|US20130219583 *||Feb 27, 2012||Aug 29, 2013||Kenny McDonald||Offensive and defensive protection device|
|US20150013194 *||Feb 27, 2012||Jan 15, 2015||Theodor Hofmann||Shoe sole, shoe with such a shoe sole and method for the production of such a shoe sole|
|DE19754730A1 *||Dec 10, 1997||Jun 17, 1999||Juergen Stumpf||Fußbett|
|U.S. Classification||36/127, 36/28, 36/67.00A, 36/134|
|International Classification||A43B5/00, A43C15/16|
|Cooperative Classification||A43B5/001, A43C15/161|
|European Classification||A43C15/16A, A43B5/00B|
|Mar 3, 1986||AS||Assignment|
Owner name: TRETORN AB, RONNOWSGATEN 10, S-25109 HELSINGBORG,
Free format text: ASSIGNMENT OF ASSIGNORS INTEREST.;ASSIGNOR:COLGATE-PALMOLIVE COMPANY, A CORP OF DE.;REEL/FRAME:004518/0145
Effective date: 19860210
Owner name: TRETORN AB, A CORP OF SWEDEN,SWEDEN
Free format text: ASSIGNMENT OF ASSIGNORS INTEREST;ASSIGNOR:COLGATE-PALMOLIVE COMPANY, A CORP OF DE.;REEL/FRAME:004518/0145
Effective date: 19860210
|Mar 10, 1989||FPAY||Fee payment|
Year of fee payment: 4
|Aug 3, 1993||REMI||Maintenance fee reminder mailed|
|Jan 2, 1994||LAPS||Lapse for failure to pay maintenance fees|

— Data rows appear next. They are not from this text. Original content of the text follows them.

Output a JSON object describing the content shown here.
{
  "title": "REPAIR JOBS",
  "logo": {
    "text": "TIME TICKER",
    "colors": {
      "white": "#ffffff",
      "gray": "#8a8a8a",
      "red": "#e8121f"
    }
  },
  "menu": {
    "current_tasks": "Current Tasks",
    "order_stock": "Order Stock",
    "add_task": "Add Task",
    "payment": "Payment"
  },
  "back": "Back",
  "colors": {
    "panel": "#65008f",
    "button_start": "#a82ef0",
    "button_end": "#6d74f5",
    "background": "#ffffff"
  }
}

|Mar 15, 1994||FP||Expired due to failure to pay maintenance fee|
Effective date: 19931226